Good book, kept me entertained

I enjoyed this book. It kept me entertained while driving my kids back and forth to school, soccer, etc. I think it's worth a listen.

1 of 2 people found this review helpful

  • Overall

not enjoyable

So many things about this audio book annoyed me. Joe Pike's voice is just so fake, I didn't remember it being that way in his others. I mean why did he go through this whole drill in the first place? Who funds Joe Pike? This Daniel charachter and his voices were over the top ridiculous...

1 of 2 people found this review helpful

  • Overall
  • Performance
  • Story
  • Alex
  • Seattle, WA, United States
  • 03-15-13

Worst Narrator Since Scott Brick!

Actually, amazingly, Scott Brick would be an upgrade! Joe Pike is like Dirty Harry- a super badass whose patience with lowlife criminals came to an end several decades ago. Ron McLarty perfected the tough guy in LA Requim. So imagine a Dirty Harry movie with Clint Eastwood being replaced by Keanu Reeves circa 1990- Bill and Teds Excellent Adventure-!! Luke Daniels sounds like a teenage surfer boy who is being forced to read his report on the Mayflower in front of the class. High pitched, monotone, very little pause betweem sentences- worst of all-kind of dumb. I can't believe how many narrators this series has used! It ruins the whole book- I found it to be so grating, I couldn't get through the first hour. If this is your first Robert Crais book, it might very well be your last! That is a shame because he is a great writer. His characters are engrossing and the plots are suspenseful. Go for LA Requim instead, and make sure to press the preview button before purchasing any more titles in the series.

0 of 1 people found this review helpful

  • Overall
  • Jeff
  • Rochester, NY, United States
  • 01-30-11

Average

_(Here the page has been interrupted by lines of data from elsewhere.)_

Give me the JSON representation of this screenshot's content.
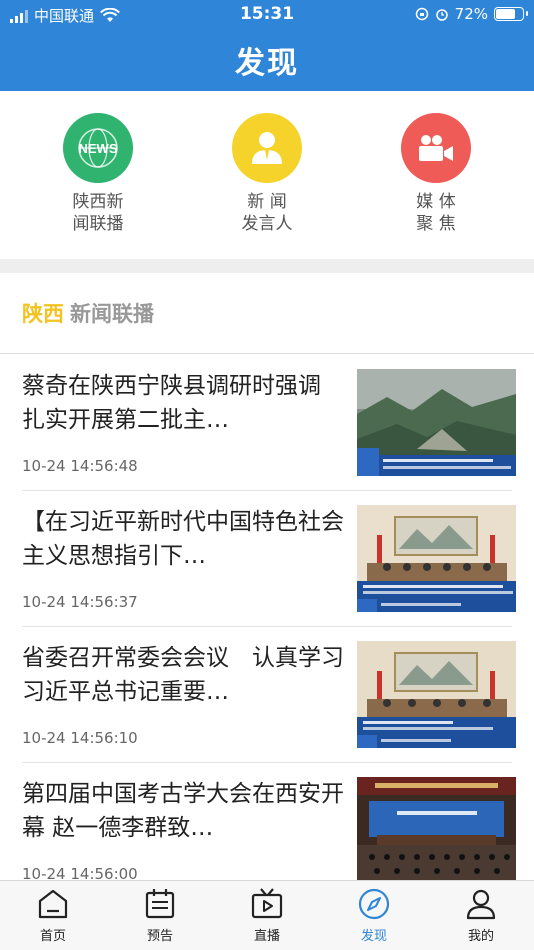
{
  "status": {
    "carrier": "中国联通",
    "time": "15:31",
    "battery": "72%",
    "battery_level": 0.72
  },
  "header": {
    "title": "发现"
  },
  "features": [
    {
      "label": "陕西新\n闻联播",
      "icon": "news-icon",
      "icon_text": "NEWS",
      "color": "#2fb36e"
    },
    {
      "label": "新 闻\n发言人",
      "icon": "spokesperson-icon",
      "color": "#f5d32a"
    },
    {
      "label": "媒 体\n聚 焦",
      "icon": "video-camera-icon",
      "color": "#ef5b57"
    }
  ],
  "section": {
    "title_accent": "陕西",
    "title_rest": "新闻联播"
  },
  "news": [
    {
      "title": "蔡奇在陕西宁陕县调研时强调 扎实开展第二批主…",
      "time": "10-24 14:56:48"
    },
    {
      "title": "【在习近平新时代中国特色社会主义思想指引下…",
      "time": "10-24 14:56:37"
    },
    {
      "title": "省委召开常委会会议　认真学习习近平总书记重要…",
      "time": "10-24 14:56:10"
    },
    {
      "title": "第四届中国考古学大会在西安开幕 赵一德李群致…",
      "time": "10-24 14:56:00"
    }
  ],
  "tabs": [
    {
      "label": "首页",
      "icon": "home-icon",
      "active": false
    },
    {
      "label": "预告",
      "icon": "calendar-icon",
      "active": false
    },
    {
      "label": "直播",
      "icon": "tv-icon",
      "active": false
    },
    {
      "label": "发现",
      "icon": "compass-icon",
      "active": true
    },
    {
      "label": "我的",
      "icon": "user-icon",
      "active": false
    }
  ],
  "colors": {
    "brand": "#2f86d8",
    "accent": "#f3c323"
  }
}
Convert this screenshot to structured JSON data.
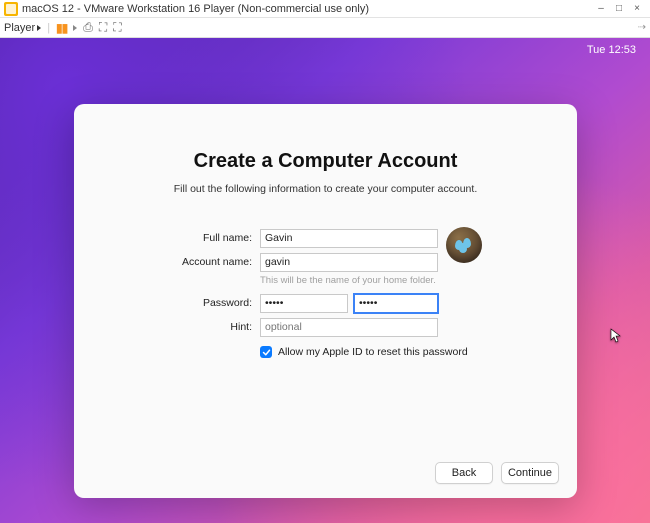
{
  "vmware": {
    "titlebar": "macOS 12 - VMware Workstation 16 Player (Non-commercial use only)",
    "player_menu": "Player",
    "min_label": "–",
    "max_label": "□",
    "close_label": "×",
    "extra_icon": "⇢"
  },
  "macos": {
    "clock": "Tue 12:53"
  },
  "setup": {
    "heading": "Create a Computer Account",
    "subhead": "Fill out the following information to create your computer account.",
    "labels": {
      "full_name": "Full name:",
      "account_name": "Account name:",
      "account_helper": "This will be the name of your home folder.",
      "password": "Password:",
      "hint": "Hint:"
    },
    "values": {
      "full_name": "Gavin",
      "account_name": "gavin",
      "password_main": "•••••",
      "password_verify": "•••••",
      "hint_placeholder": "optional"
    },
    "checkbox": {
      "checked": true,
      "label": "Allow my Apple ID to reset this password"
    },
    "avatar_name": "bird-nest-avatar",
    "buttons": {
      "back": "Back",
      "continue": "Continue"
    }
  }
}
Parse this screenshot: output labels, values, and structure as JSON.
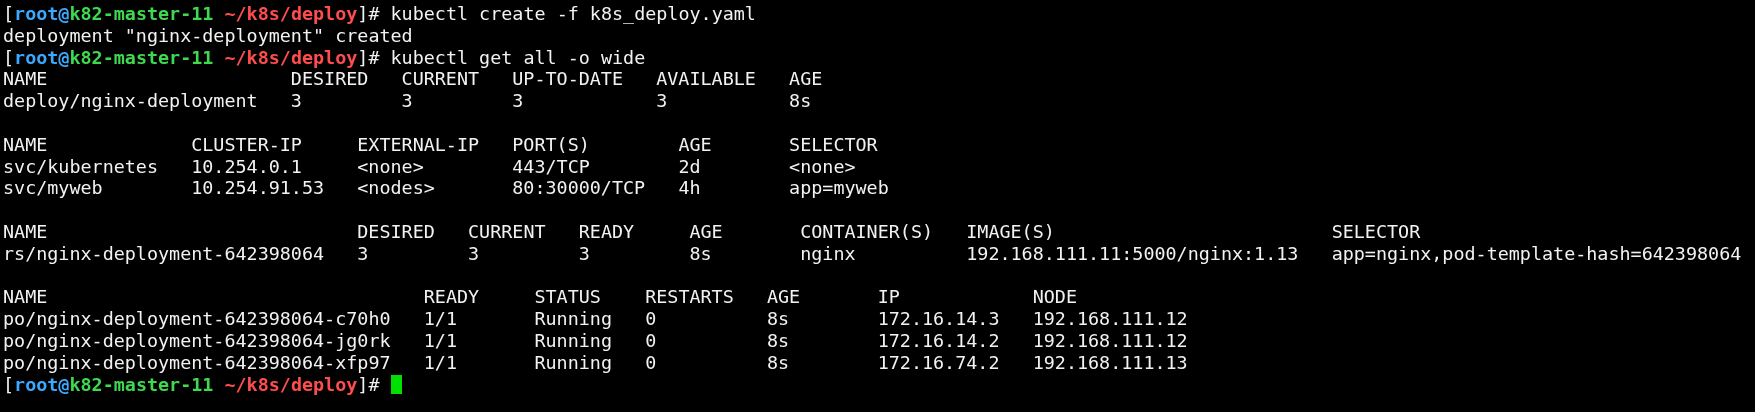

The story was a little too simple for a mystery suspense novel. It also left a lot to be desired in its character development.

1 of 4 people found this review helpful